I was a shy kid. I daydreamed compulsively. I loved to explore the world inside my head, and I was irritated whenever anyone tried to pull me out of my total imaginal absorption. I wanted to be left alone, to go deep, get lost, and find treasure in a place where the limitations of this world did not exist.
But we are beings in and of the world. Without others, we are on some level just goo in meat bodies. Part of me recognized that inhabiting this internal space exclusively would never allow me to achieve full personhood. So I made a choice: I would become a social animal.
An article in one of the teen magazines of the day said you should always look people in the eyes.
(Until then, I had always avoided the gaze of others. Why? I don’t know.

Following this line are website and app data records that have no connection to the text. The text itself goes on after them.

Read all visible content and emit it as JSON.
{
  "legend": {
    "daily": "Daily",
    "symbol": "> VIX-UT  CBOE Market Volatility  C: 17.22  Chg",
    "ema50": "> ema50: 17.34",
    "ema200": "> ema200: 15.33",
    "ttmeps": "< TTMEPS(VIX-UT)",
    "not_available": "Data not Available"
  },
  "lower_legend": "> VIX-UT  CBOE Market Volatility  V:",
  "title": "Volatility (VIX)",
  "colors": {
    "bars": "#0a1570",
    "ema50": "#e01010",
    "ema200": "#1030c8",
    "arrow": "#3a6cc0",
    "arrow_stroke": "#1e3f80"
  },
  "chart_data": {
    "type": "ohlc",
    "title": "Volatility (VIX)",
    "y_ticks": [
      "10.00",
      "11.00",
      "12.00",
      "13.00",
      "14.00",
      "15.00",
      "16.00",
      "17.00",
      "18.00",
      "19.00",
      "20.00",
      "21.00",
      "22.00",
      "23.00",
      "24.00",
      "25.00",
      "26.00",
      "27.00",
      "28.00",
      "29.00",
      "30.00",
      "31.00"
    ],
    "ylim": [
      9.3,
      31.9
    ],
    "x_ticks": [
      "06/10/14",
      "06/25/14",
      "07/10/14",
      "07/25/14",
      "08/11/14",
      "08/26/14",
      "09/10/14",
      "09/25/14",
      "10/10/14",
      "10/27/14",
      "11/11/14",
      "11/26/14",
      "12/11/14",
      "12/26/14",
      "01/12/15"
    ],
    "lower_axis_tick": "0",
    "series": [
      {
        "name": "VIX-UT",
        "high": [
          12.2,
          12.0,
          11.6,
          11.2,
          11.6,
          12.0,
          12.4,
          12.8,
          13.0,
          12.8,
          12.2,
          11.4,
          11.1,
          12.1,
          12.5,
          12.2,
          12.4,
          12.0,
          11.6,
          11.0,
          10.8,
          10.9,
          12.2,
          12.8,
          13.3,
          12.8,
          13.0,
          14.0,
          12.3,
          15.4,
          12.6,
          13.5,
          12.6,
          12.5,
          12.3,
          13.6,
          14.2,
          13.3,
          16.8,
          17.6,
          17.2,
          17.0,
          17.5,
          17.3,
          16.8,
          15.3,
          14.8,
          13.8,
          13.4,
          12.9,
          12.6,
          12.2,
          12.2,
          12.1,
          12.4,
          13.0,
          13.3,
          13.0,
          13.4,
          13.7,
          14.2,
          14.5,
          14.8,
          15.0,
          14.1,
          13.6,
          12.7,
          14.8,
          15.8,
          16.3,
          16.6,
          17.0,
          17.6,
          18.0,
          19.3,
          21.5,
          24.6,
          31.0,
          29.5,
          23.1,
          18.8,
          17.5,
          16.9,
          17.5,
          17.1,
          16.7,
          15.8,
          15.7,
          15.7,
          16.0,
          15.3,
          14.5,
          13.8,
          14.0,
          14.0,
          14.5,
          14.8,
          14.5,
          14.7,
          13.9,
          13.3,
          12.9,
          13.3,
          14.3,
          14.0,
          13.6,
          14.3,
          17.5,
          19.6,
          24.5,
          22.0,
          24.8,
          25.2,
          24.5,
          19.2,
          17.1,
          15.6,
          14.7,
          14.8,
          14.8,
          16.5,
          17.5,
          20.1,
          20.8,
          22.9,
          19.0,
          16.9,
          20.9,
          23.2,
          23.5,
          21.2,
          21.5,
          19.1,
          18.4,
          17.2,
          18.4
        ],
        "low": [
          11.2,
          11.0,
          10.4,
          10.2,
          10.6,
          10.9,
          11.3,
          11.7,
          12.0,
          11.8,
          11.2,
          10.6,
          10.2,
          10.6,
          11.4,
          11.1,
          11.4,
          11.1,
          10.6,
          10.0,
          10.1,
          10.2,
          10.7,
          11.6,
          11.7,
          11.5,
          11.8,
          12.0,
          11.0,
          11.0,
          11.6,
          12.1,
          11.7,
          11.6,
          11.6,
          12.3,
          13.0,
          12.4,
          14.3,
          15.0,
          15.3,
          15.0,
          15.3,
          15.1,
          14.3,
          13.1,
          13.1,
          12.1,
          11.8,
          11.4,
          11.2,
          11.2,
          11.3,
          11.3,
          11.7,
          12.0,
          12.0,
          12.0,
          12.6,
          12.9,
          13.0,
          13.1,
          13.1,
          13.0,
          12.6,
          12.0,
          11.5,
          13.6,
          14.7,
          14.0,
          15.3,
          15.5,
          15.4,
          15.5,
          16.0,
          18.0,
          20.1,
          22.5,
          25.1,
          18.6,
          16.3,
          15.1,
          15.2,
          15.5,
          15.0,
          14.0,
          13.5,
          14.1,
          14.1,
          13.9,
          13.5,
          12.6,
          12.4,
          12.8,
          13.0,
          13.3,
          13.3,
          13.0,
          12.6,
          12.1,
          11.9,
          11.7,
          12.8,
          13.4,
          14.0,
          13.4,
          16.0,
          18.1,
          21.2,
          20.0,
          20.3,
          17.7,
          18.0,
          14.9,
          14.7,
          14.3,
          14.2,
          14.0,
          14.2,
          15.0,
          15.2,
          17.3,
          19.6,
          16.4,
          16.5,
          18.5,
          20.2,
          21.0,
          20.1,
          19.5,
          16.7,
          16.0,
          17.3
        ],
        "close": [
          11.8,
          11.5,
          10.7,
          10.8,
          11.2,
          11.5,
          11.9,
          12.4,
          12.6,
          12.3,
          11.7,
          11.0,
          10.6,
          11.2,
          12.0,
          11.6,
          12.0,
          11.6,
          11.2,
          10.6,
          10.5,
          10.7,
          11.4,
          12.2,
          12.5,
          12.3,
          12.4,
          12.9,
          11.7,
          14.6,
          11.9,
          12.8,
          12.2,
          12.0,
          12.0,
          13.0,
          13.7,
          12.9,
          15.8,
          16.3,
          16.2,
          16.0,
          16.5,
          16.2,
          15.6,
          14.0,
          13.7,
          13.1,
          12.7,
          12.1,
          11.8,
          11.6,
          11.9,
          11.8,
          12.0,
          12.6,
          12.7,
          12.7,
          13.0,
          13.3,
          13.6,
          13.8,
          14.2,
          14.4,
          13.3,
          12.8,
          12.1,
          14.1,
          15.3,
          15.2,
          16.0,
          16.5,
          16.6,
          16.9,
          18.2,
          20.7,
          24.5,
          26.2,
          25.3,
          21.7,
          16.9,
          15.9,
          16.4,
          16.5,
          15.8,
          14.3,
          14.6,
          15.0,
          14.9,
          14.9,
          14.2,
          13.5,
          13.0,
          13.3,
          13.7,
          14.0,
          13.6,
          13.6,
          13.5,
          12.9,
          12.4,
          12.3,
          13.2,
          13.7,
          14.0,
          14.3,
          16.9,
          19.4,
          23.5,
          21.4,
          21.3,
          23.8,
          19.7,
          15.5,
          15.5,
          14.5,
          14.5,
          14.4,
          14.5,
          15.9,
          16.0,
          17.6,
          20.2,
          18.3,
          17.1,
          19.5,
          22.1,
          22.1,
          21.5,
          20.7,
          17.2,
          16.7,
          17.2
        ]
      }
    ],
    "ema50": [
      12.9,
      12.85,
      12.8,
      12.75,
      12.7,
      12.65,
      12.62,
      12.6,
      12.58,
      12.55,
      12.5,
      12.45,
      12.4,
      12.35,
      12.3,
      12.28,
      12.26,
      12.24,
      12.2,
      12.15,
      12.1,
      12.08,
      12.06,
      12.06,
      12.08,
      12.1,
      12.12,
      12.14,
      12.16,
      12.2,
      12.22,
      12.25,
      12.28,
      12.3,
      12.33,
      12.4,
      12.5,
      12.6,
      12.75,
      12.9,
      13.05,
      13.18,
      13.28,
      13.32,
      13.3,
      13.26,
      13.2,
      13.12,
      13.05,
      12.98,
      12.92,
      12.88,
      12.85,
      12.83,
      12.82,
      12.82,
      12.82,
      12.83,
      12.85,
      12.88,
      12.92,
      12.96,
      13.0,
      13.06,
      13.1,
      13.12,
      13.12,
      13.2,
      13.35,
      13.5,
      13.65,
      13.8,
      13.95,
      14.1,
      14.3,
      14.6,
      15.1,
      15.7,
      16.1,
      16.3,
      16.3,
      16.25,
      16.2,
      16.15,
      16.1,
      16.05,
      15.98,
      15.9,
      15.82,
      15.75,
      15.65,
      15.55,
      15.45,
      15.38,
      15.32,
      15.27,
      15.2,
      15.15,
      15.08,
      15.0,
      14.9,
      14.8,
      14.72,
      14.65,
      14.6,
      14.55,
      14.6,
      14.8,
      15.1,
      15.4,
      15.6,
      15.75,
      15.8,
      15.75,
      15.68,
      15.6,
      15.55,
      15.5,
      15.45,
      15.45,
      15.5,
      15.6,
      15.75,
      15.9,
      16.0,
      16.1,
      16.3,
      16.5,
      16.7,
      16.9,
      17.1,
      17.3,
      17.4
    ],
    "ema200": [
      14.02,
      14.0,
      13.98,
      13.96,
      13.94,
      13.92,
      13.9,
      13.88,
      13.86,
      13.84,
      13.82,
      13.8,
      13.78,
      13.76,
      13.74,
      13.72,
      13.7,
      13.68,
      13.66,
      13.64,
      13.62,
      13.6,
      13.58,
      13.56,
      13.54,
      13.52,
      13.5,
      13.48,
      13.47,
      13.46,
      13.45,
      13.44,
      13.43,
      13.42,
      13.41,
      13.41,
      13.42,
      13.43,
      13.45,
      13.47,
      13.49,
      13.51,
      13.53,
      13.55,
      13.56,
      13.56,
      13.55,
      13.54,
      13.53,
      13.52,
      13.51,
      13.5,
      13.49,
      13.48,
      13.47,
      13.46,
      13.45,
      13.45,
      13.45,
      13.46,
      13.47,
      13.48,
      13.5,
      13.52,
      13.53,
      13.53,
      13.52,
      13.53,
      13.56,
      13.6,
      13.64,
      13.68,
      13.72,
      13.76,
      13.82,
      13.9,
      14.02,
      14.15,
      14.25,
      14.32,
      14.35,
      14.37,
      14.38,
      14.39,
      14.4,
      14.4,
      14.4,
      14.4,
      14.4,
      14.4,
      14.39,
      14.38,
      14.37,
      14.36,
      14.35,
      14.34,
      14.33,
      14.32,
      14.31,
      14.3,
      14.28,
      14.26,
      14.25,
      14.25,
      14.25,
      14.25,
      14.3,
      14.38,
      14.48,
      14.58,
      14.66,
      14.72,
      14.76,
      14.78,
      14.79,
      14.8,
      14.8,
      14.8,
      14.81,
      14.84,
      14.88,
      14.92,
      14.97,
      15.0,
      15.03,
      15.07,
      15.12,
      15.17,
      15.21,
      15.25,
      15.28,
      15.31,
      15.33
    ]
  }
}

Among certain primates, looking at another in the eyes is considered a sign of hostility and aggression. Perhaps my own reticence was an echo of some Ur- part of me, some vestigial evolutionary instinct not yet acculturated out of my bloodline.)
I took the magazine’s advice to heart. I forced myself to look others in the eyes.
When I did, I was astounded by what I saw. How much humanity pours out of each one of us in every moment: joy, rage, love, pain, confusion … all that, and so much more.
I found myself falling in love with the human condition. The more I saw, the deeper I wanted to go into understanding it. This impulse led me to earn an undergraduate degree in Journalism from New York University, an MA in Consciousness Studies from Goddard College, and a PhD in Existential-Humanistic Psychology from Saybrook University.
My research took me around the world, from New York City’s underground occult scene to the conflict-resolution strategies of Central Peru; from circus performers in Portland, Maine, grappling with the limits of their own physical potential, to a stand-up comedy club in Berlin, Germany, where I undertook a quest to discover the secret sauce for creating a state of communitas (“collective joy”) amongst cross-cultural strangers.
Along the way, I’ve worked professionally as a college professor, journalist, and research director for an institute dedicated to studying the link between sound and altered states of consciousness.
Out of these personal and professional investigations have come several books and various articles, essays, and encyclopedia entries. More recently, I’ve been creating audio narratives—spoken-word stories paired with music, sound cues, and clips from the various interviews I’ve conducted over the years.
If you, too, are filled with the deep desire to understand why we human beings churn and burn with equal parts love and madness, I invite you to check out my work.
I can’t claim to have found any “answers.” What I can say with some certainty—or at least with my whole-hearted belief—is that, for all our flaws, we human beings are infinitely creative beings. And while not all our creations come to good end, we still somehow manage to keep ourselves relatively sane and functioning in a world with no easy answers.
I find that pretty impressive. Rather beautiful, in fact.